What is Estate Planning?
What is estate planning? Attorney L. Reed Bloodworth, Founder and CEO of Bloodworth Law said “estate planning is the act of creating legal documents and plans that outline for Florida courts and your heirs, exactly what you want to have happen to your children, your assets, and your estate after you die or if you become incapacitated.”
Estate Planning Documents
The Bloodworth Law Estate Planning Team can work with you remotely on the phone, via Zoom, or in the office.
“We tell people to choose someone they trust completely because they’re going to be able to act on your behalf in dealings with real property, investments, financial matters, business matters, your estate, your retirement, taxes, and trusts. They have what’s called superpowers,” said Reed, a 2022 U.S. News & World Report Best Lawyer in Trusts & Estates Litigation
“We work with you on your estate planning, the documents, and can serve as legal counsel for Florida families and individuals across the state facing estate litigation or trust litigation.”
Estate planning documents include:
- The last will and testament
- A durable power of attorney
- A designation of a health care surrogate
- A living will, and, optionally,
- A trust
Estate Planning Includes Legal, Health & Financial Decisions
Did you know that estate planning also includes making legal plans in case you become unable to handle legal, health, and financial decisions?
There are many choices that need to be made about your health in case you become ill or are incapacitated. Hospitals and doctors ask for these health documents and you should be prepared in case there’s an emergency. It includes your possible options and choices for future physical or mental incapacity.
Estate planning involves making important financial decisions about your property and for people who depend on you for support.
You can make plans for long-term nursing care and for the health care that you may or may not want. Estate planning also involves plans for your funeral, whether you’re buried or cremated, and any memorial arrangements you need to establish.
You’ll choose a personal representative, or executor, who collects and inventories property and distributes it according to your will. This person pays bills, collects debts, distributes things in accordance with a will, and files tax returns on your behalf.
Carry Out Your Wishes
Making sure your wishes are carried out by leaving clear instructions regarding your assets is a primary purpose of estate planning.
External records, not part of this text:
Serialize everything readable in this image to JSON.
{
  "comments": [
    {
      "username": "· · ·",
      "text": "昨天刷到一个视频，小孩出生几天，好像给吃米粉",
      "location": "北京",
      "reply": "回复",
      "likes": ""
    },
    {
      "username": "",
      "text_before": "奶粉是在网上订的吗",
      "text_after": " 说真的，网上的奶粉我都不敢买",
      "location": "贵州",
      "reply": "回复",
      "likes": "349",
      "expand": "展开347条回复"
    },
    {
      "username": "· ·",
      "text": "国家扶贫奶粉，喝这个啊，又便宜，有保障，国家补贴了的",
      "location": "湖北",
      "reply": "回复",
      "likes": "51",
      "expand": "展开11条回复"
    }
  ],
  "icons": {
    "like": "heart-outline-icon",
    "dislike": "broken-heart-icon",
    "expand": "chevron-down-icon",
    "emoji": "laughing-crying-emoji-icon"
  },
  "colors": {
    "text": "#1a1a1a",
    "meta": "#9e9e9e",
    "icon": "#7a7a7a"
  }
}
These instructions can be regarding personal property, real property, titled assets, and digital assets.
If you don’t have an estate plan, you won’t have a say in what happens to you, your children, your assets, or yourself if you become physically incapable, or if you die intestate.
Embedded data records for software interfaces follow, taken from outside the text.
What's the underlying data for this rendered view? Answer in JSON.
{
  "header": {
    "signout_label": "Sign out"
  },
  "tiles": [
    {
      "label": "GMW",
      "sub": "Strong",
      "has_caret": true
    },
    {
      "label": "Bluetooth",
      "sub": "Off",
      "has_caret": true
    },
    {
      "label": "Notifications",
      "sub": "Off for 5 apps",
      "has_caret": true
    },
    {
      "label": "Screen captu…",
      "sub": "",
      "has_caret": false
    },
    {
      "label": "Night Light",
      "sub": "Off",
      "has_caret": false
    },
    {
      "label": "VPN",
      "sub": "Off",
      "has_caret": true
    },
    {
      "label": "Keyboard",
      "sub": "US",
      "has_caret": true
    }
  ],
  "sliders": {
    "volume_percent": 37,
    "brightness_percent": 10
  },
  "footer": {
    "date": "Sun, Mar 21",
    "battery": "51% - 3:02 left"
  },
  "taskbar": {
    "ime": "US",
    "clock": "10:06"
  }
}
When you’re ready to begin estate planning, talk to Reed about how Bloodworth Law Estate Planning Team can help you, or your family.Consider sharing this post